### Material to process

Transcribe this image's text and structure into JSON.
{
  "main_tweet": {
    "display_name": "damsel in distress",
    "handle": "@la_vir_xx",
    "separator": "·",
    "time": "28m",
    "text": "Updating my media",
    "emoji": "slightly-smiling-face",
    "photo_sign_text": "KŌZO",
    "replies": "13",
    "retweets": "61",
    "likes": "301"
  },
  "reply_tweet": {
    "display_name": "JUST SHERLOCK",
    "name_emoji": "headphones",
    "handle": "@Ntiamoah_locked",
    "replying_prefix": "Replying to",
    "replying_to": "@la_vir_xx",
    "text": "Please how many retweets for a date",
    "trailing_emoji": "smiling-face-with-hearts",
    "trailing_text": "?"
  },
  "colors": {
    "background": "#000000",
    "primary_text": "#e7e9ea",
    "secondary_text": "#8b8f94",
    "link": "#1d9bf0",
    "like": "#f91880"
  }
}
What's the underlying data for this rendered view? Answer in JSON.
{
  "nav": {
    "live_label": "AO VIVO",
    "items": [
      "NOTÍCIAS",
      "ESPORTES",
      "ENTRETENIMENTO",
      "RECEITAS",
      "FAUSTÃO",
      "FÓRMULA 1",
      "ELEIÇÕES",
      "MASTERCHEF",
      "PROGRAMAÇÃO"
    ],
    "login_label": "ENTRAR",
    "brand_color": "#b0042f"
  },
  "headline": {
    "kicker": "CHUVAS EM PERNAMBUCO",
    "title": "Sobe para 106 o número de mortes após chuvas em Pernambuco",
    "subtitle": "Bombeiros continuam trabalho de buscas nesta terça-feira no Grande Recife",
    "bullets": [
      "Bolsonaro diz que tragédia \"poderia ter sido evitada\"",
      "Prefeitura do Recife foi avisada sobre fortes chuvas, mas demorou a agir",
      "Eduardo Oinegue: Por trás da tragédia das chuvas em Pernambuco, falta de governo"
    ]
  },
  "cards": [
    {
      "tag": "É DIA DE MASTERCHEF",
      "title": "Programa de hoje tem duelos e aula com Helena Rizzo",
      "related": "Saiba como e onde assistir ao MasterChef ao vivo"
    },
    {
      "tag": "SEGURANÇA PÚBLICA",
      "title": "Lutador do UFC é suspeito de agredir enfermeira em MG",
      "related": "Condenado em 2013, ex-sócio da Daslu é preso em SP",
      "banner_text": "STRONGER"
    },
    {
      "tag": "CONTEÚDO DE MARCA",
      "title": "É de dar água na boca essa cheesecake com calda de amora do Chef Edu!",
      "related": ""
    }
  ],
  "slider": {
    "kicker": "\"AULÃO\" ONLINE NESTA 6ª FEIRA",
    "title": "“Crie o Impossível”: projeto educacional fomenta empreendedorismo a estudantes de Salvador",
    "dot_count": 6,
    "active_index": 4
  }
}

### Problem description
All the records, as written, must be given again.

### Response area
Transcribe this image's text and structure into JSON.
{
  "main_tweet": {
    "display_name": "damsel in distress",
    "handle": "@la_vir_xx",
    "separator": "·",
    "time": "28m",
    "text": "Updating my media",
    "emoji": "slightly-smiling-face",
    "photo_sign_text": "KŌZO",
    "replies": "13",
    "retweets": "61",
    "likes": "301"
  },
  "reply_tweet": {
    "display_name": "JUST SHERLOCK",
    "name_emoji": "headphones",
    "handle": "@Ntiamoah_locked",
    "replying_prefix": "Replying to",
    "replying_to": "@la_vir_xx",
    "text": "Please how many retweets for a date",
    "trailing_emoji": "smiling-face-with-hearts",
    "trailing_text": "?"
  },
  "colors": {
    "background": "#000000",
    "primary_text": "#e7e9ea",
    "secondary_text": "#8b8f94",
    "link": "#1d9bf0",
    "like": "#f91880"
  }
}
What's the underlying data for this rendered view? Answer in JSON.
{
  "nav": {
    "live_label": "AO VIVO",
    "items": [
      "NOTÍCIAS",
      "ESPORTES",
      "ENTRETENIMENTO",
      "RECEITAS",
      "FAUSTÃO",
      "FÓRMULA 1",
      "ELEIÇÕES",
      "MASTERCHEF",
      "PROGRAMAÇÃO"
    ],
    "login_label": "ENTRAR",
    "brand_color": "#b0042f"
  },
  "headline": {
    "kicker": "CHUVAS EM PERNAMBUCO",
    "title": "Sobe para 106 o número de mortes após chuvas em Pernambuco",
    "subtitle": "Bombeiros continuam trabalho de buscas nesta terça-feira no Grande Recife",
    "bullets": [
      "Bolsonaro diz que tragédia \"poderia ter sido evitada\"",
      "Prefeitura do Recife foi avisada sobre fortes chuvas, mas demorou a agir",
      "Eduardo Oinegue: Por trás da tragédia das chuvas em Pernambuco, falta de governo"
    ]
  },
  "cards": [
    {
      "tag": "É DIA DE MASTERCHEF",
      "title": "Programa de hoje tem duelos e aula com Helena Rizzo",
      "related": "Saiba como e onde assistir ao MasterChef ao vivo"
    },
    {
      "tag": "SEGURANÇA PÚBLICA",
      "title": "Lutador do UFC é suspeito de agredir enfermeira em MG",
      "related": "Condenado em 2013, ex-sócio da Daslu é preso em SP",
      "banner_text": "STRONGER"
    },
    {
      "tag": "CONTEÚDO DE MARCA",
      "title": "É de dar água na boca essa cheesecake com calda de amora do Chef Edu!",
      "related": ""
    }
  ],
  "slider": {
    "kicker": "\"AULÃO\" ONLINE NESTA 6ª FEIRA",
    "title": "“Crie o Impossível”: projeto educacional fomenta empreendedorismo a estudantes de Salvador",
    "dot_count": 6,
    "active_index": 4
  }
}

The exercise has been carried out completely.